*Prompt:* Look for "title" in every line of the listing. Copy the lines that have it.

*Records for processing:*
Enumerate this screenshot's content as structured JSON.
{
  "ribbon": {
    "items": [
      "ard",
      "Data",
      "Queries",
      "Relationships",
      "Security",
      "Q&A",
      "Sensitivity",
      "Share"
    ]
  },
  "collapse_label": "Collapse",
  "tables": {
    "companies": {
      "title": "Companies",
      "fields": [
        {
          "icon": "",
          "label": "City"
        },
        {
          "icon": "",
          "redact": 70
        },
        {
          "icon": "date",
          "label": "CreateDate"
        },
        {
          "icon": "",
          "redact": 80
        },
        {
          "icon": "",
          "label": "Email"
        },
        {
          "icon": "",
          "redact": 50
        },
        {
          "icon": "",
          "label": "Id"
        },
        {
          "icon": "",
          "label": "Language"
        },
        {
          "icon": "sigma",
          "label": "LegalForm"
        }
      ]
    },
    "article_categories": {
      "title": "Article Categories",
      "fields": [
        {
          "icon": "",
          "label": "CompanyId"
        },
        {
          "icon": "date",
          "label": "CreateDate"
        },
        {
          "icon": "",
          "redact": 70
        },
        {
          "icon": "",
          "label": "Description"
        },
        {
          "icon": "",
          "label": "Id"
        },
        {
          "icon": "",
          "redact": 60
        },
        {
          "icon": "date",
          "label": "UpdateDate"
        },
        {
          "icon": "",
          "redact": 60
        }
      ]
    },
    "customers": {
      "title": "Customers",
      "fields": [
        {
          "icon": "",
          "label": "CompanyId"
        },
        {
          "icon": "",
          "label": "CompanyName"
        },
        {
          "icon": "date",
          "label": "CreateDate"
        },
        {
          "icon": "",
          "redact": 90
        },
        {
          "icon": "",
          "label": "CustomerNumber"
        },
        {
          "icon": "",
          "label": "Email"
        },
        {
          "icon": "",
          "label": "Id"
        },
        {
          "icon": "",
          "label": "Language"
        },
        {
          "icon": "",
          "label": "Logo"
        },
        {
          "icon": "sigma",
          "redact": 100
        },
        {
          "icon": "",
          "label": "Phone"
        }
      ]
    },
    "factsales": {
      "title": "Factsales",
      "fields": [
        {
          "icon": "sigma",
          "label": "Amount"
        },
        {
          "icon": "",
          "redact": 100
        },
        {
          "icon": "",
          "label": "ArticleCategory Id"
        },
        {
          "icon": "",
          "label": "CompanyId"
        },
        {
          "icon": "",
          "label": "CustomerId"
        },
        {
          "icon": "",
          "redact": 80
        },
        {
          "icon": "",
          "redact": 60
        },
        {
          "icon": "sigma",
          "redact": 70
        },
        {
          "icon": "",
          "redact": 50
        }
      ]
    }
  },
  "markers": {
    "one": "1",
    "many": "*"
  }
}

*Answer section:*
      "title": "Companies",
      "title": "Article Categories",
      "title": "Customers",
      "title": "Factsales",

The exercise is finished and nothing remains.